2. AdvaMed 2007 Exceeds Attendance Expectations With More Than 1,100 Participants from 35 States and 25 Countries
3. Knowing doctors financial interests doesnt deter clinical trial participants
4. im Initiative Participants Select UNICEF as Top Charity in First Year of Microsofts Initiative
5. USP announces 2008 summer internship program participants
6. Medical research should include more women participants and examine the role of gender in disease
7. Medical Research Should Include More Women Participants and Examine the Role of Gender in Disease Incidence and Treatment
8. 23rd AIDS Walk Boston Draws Five-Year Record-Setting 20,000+ Participants, Doubles Runners to 600 and Raises $1.2 Million
9. 19th Annual Susan G. Komen National Race for the Cure(R) Draws Nearly 50,000 Participants, Celebrities; Brings Record Funds to National Capital Area
10. Fight Against Breast Cancer Receives Big Boost During Susan G. Komen Detroit Race for the Cure(R) With 344 Participants From Binsons, Northwood
11. 25,000 AIDS Walk San Francisco Participants; 25,000 Reasons Why
Post Your Comments:
(Date:6/27/2016)... ... 2016 , ... "FCPX editors can now reveal their media with growing colorful ... Christina Austin - CEO of Pixel Film Studios. , ProSlice Color brings the ... can now reveal the media of their split screens with growing colorful panels. , ...
(Date:6/26/2016)... ... 2016 , ... Quality metrics are proliferating in cancer care, and are derived ... eye of the beholder, according to experts who offered insights and commentary in the ... Care. For the full issue, click here . , For the American Society ...
(Date:6/26/2016)... , ... June 26, 2016 , ... ... once they have been diagnosed with endometriosis. These women need a treatment plan ... require a comprehensive approach that can help for preservation of fertility and ultimately ...
(Date:6/25/2016)... (PRWEB) , ... June 25, 2016 , ... First ... United States, named Dr. Sesan Ogunleye, as the Medical Director of its new Mesquite-Samuell ... facility Medical Director of our new Mesquite location,” said Dr. James M. Muzzarelli, Executive ...
(Date:6/24/2016)... ... June 24, 2016 , ... A recent article published June 14 ... The article goes on to state that individuals are now more comfortable seeking to ... operations such as calf and cheek reduction. The Los Angeles area medical group, Beverly ...

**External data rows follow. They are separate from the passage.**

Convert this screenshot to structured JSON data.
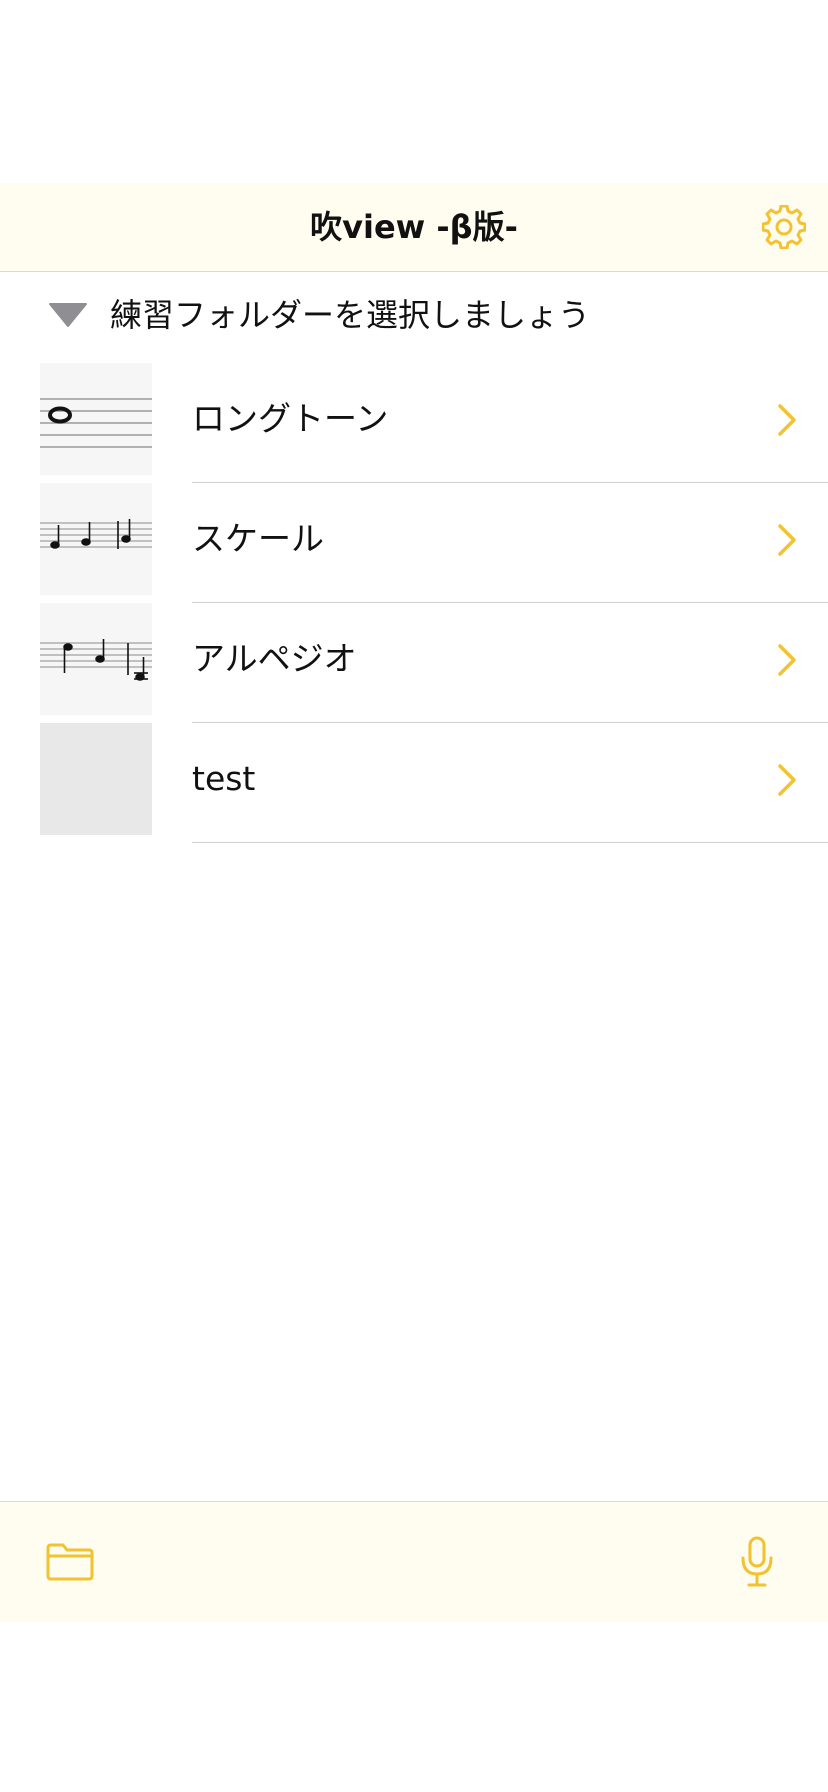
{
  "navbar": {
    "title": "吹view -β版-",
    "settings_icon": "gear-icon"
  },
  "section": {
    "title": "練習フォルダーを選択しましょう",
    "disclosure_icon": "triangle-down-icon"
  },
  "folders": [
    {
      "label": "ロングトーン",
      "thumbnail": "whole-note-staff"
    },
    {
      "label": "スケール",
      "thumbnail": "quarter-notes-staff"
    },
    {
      "label": "アルペジオ",
      "thumbnail": "arpeggio-notes-staff"
    },
    {
      "label": "test",
      "thumbnail": "empty"
    }
  ],
  "bottombar": {
    "left_icon": "folder-icon",
    "right_icon": "microphone-icon"
  },
  "colors": {
    "accent": "#f2c230",
    "bar_background": "#fffcf0",
    "disclosure": "#8e8e93",
    "separator": "#cfcfcf"
  }
}
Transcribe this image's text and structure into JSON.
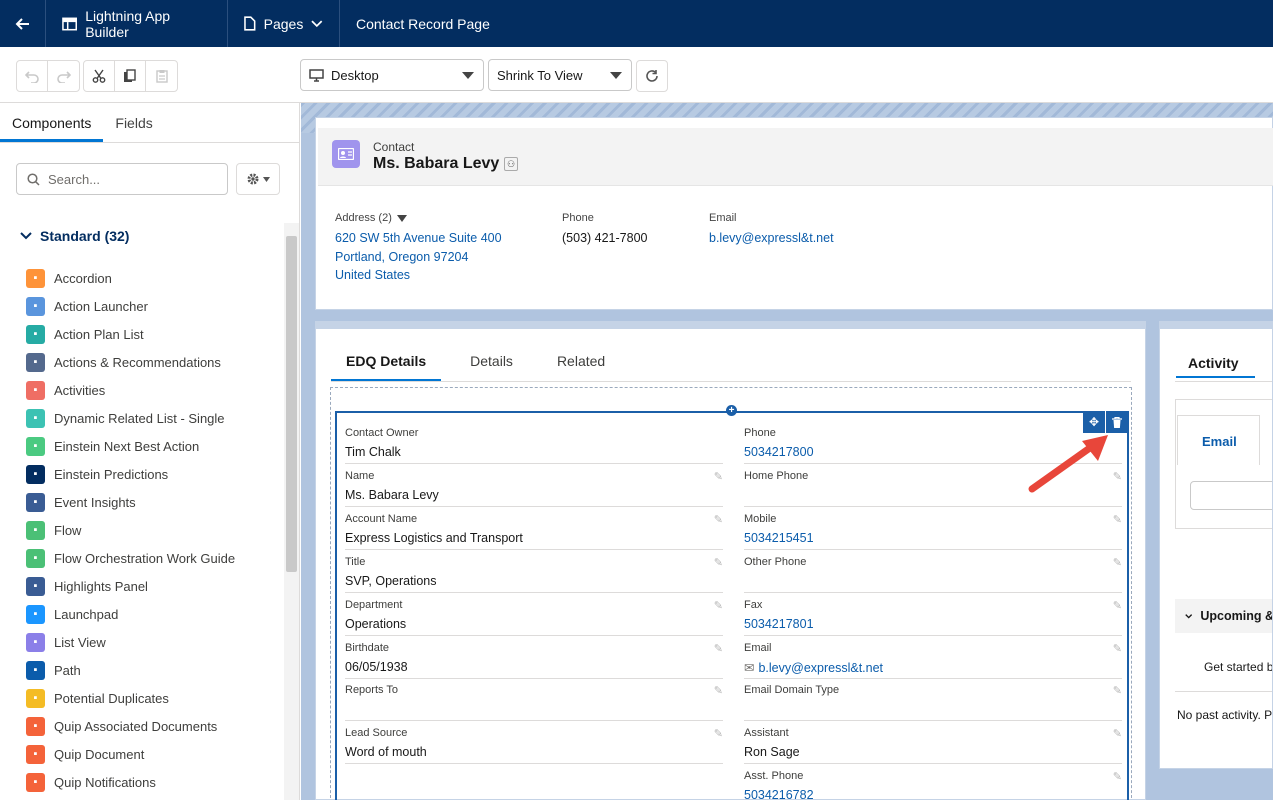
{
  "topbar": {
    "app_name": "Lightning App Builder",
    "pages_label": "Pages",
    "page_title": "Contact Record Page"
  },
  "toolbar": {
    "device_select": "Desktop",
    "view_select": "Shrink To View"
  },
  "sidebar": {
    "tabs": [
      "Components",
      "Fields"
    ],
    "search_placeholder": "Search...",
    "section_title": "Standard (32)",
    "components": [
      {
        "label": "Accordion",
        "icon": "accordion-icon",
        "color": "#fe9339"
      },
      {
        "label": "Action Launcher",
        "icon": "lightning-icon",
        "color": "#5a95dd"
      },
      {
        "label": "Action Plan List",
        "icon": "action-plan-icon",
        "color": "#26aba4"
      },
      {
        "label": "Actions & Recommendations",
        "icon": "list-icon",
        "color": "#54698d"
      },
      {
        "label": "Activities",
        "icon": "activities-icon",
        "color": "#ef6e64"
      },
      {
        "label": "Dynamic Related List - Single",
        "icon": "related-list-icon",
        "color": "#3cc2b3"
      },
      {
        "label": "Einstein Next Best Action",
        "icon": "einstein-action-icon",
        "color": "#4bca81"
      },
      {
        "label": "Einstein Predictions",
        "icon": "einstein-predictions-icon",
        "color": "#032d60"
      },
      {
        "label": "Event Insights",
        "icon": "event-insights-icon",
        "color": "#3a5c94"
      },
      {
        "label": "Flow",
        "icon": "flow-icon",
        "color": "#4bc076"
      },
      {
        "label": "Flow Orchestration Work Guide",
        "icon": "flow-orchestration-icon",
        "color": "#4bc076"
      },
      {
        "label": "Highlights Panel",
        "icon": "highlights-icon",
        "color": "#3a5c94"
      },
      {
        "label": "Launchpad",
        "icon": "launchpad-icon",
        "color": "#1b96ff"
      },
      {
        "label": "List View",
        "icon": "list-view-icon",
        "color": "#8b7fe8"
      },
      {
        "label": "Path",
        "icon": "path-icon",
        "color": "#0b5cab"
      },
      {
        "label": "Potential Duplicates",
        "icon": "duplicates-icon",
        "color": "#f4bc25"
      },
      {
        "label": "Quip Associated Documents",
        "icon": "quip-icon",
        "color": "#f4633a"
      },
      {
        "label": "Quip Document",
        "icon": "quip-icon",
        "color": "#f4633a"
      },
      {
        "label": "Quip Notifications",
        "icon": "quip-icon",
        "color": "#f4633a"
      }
    ]
  },
  "record": {
    "object_type": "Contact",
    "name": "Ms. Babara Levy",
    "address_label": "Address (2)",
    "address_line1": "620 SW 5th Avenue Suite 400",
    "address_line2": "Portland, Oregon 97204",
    "address_line3": "United States",
    "phone_label": "Phone",
    "phone_value": "(503) 421-7800",
    "email_label": "Email",
    "email_value": "b.levy@expressl&t.net"
  },
  "detail_tabs": [
    "EDQ Details",
    "Details",
    "Related"
  ],
  "left_fields": [
    {
      "label": "Contact Owner",
      "value": "Tim Chalk",
      "editable": false
    },
    {
      "label": "Name",
      "value": "Ms. Babara Levy",
      "editable": true
    },
    {
      "label": "Account Name",
      "value": "Express Logistics and Transport",
      "editable": true
    },
    {
      "label": "Title",
      "value": "SVP, Operations",
      "editable": true
    },
    {
      "label": "Department",
      "value": "Operations",
      "editable": true
    },
    {
      "label": "Birthdate",
      "value": "06/05/1938",
      "editable": true
    },
    {
      "label": "Reports To",
      "value": "",
      "editable": true
    },
    {
      "label": "Lead Source",
      "value": "Word of mouth",
      "editable": true
    }
  ],
  "right_fields": [
    {
      "label": "Phone",
      "value": "5034217800",
      "link": true,
      "editable": false
    },
    {
      "label": "Home Phone",
      "value": "",
      "link": false,
      "editable": true
    },
    {
      "label": "Mobile",
      "value": "5034215451",
      "link": true,
      "editable": true
    },
    {
      "label": "Other Phone",
      "value": "",
      "link": false,
      "editable": true
    },
    {
      "label": "Fax",
      "value": "5034217801",
      "link": true,
      "editable": true
    },
    {
      "label": "Email",
      "value": "b.levy@expressl&t.net",
      "link": true,
      "editable": true,
      "mail_icon": true
    },
    {
      "label": "Email Domain Type",
      "value": "",
      "link": false,
      "editable": true
    },
    {
      "label": "Assistant",
      "value": "Ron Sage",
      "link": false,
      "editable": true
    },
    {
      "label": "Asst. Phone",
      "value": "5034216782",
      "link": true,
      "editable": true
    }
  ],
  "activity": {
    "title": "Activity",
    "email_tab": "Email",
    "upcoming": "Upcoming &",
    "get_started": "Get started by",
    "no_past": "No past activity. Pa"
  }
}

Breaking Medicine News(10 mins):
(Date:6/23/2016)... HOUSTON , June 23, 2016  MedSource ... platform as its e-clinical software solution of choice.  ... the best possible value to their clients by ... nowEDC.  The preferred relationship establishes nowEDC as the ... pricing for MedSource,s full-service clients.  "nowEDC has long ...
(Date:6/23/2016)... 23, 2016 Any dentist who has made an ... current process. Many of them do not even offer this ... and high laboratory costs involved. And those who ARE able ... such a high cost that the majority of today,s patients ... Parsa Zadeh , founder of Dental Evolutions Inc. and ...
(Date:6/23/2016)... a startling report released today, National Safety Council research ... proven plan to eliminate prescription opioid overdoses. Prescription Nation ... tackling the worst drug crisis in recorded U.S. history, assigned a ... , New Mexico , Tennessee ... failing states, three – Michigan , ...
Breaking Medicine Technology: